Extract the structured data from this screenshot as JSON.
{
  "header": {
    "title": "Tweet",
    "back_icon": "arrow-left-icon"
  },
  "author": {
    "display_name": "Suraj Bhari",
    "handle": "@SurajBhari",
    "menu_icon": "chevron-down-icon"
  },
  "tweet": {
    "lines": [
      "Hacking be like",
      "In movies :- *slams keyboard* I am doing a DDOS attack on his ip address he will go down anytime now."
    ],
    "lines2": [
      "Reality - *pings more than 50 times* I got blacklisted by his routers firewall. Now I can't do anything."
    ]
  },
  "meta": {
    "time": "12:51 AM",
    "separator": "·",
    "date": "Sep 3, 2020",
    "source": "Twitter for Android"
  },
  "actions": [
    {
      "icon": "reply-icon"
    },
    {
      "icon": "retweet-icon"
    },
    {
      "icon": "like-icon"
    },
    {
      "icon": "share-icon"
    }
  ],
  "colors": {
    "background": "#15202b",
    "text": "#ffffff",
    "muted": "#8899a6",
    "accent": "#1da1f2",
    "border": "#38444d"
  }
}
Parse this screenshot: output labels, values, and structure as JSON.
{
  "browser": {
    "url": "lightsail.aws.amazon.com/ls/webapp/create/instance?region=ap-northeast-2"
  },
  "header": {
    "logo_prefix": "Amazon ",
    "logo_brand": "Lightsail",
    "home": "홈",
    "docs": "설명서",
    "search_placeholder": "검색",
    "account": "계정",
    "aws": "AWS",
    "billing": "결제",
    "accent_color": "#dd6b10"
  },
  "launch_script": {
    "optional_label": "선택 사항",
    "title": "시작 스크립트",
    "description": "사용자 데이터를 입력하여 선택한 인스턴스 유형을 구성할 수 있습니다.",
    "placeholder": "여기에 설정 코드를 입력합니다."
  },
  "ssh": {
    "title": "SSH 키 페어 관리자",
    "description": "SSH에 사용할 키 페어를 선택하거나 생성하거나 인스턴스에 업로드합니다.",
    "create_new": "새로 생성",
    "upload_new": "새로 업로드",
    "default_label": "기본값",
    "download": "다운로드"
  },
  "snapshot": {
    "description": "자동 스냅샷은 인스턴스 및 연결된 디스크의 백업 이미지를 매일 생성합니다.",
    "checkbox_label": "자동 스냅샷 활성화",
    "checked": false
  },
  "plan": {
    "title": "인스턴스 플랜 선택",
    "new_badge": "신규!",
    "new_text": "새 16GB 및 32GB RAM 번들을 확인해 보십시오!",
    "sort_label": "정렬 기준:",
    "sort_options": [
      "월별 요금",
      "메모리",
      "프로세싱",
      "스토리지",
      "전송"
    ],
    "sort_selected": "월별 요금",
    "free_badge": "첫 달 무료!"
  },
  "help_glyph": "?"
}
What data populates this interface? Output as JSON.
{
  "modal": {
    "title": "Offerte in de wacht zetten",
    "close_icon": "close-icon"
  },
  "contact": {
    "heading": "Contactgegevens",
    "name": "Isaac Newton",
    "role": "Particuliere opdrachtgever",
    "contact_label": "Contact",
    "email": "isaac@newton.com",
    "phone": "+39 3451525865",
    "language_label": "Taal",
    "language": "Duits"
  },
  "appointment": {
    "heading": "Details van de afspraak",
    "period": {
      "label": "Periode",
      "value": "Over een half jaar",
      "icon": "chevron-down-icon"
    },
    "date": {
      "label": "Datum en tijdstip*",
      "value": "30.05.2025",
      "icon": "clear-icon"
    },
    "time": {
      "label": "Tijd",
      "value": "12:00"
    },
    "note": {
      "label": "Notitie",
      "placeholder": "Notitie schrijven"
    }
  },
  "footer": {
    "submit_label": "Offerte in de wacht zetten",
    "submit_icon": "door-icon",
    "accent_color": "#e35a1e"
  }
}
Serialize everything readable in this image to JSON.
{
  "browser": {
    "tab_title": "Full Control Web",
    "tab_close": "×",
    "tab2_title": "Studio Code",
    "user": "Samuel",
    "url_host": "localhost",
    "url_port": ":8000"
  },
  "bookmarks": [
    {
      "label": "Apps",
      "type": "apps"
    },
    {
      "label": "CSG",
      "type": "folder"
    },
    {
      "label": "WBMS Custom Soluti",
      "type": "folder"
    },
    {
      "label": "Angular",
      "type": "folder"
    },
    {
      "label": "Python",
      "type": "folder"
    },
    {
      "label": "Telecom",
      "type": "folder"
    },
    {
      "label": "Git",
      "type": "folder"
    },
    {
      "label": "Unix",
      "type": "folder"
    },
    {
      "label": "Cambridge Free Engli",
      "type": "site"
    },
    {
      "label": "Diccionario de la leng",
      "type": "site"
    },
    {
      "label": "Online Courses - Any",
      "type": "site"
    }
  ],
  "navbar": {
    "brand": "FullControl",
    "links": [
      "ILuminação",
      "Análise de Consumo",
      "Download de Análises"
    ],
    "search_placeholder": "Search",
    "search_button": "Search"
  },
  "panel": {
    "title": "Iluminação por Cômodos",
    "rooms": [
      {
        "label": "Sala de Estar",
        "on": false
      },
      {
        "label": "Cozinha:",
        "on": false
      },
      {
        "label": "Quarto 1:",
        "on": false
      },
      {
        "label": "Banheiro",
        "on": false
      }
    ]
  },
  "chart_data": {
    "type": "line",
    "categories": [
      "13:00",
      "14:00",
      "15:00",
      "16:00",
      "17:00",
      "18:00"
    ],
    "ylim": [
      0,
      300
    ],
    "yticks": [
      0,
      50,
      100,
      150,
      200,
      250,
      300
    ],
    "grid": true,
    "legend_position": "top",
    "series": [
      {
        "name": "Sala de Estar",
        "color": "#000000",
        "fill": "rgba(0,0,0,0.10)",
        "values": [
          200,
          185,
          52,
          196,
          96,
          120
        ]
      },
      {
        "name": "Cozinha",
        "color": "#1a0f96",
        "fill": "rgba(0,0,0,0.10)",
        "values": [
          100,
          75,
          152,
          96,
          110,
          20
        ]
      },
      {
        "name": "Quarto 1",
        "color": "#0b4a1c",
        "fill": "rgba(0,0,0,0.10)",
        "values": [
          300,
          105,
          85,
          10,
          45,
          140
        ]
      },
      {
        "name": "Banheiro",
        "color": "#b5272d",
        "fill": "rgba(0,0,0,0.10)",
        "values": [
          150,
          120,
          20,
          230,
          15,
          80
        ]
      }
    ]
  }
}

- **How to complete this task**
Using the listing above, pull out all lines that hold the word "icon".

- **Solution**
    "back_icon": "arrow-left-icon"
    "menu_icon": "chevron-down-icon"
      "icon": "reply-icon"
      "icon": "retweet-icon"
      "icon": "like-icon"
      "icon": "share-icon"
    "close_icon": "close-icon"
      "icon": "chevron-down-icon"
      "icon": "clear-icon"
    "submit_icon": "door-icon",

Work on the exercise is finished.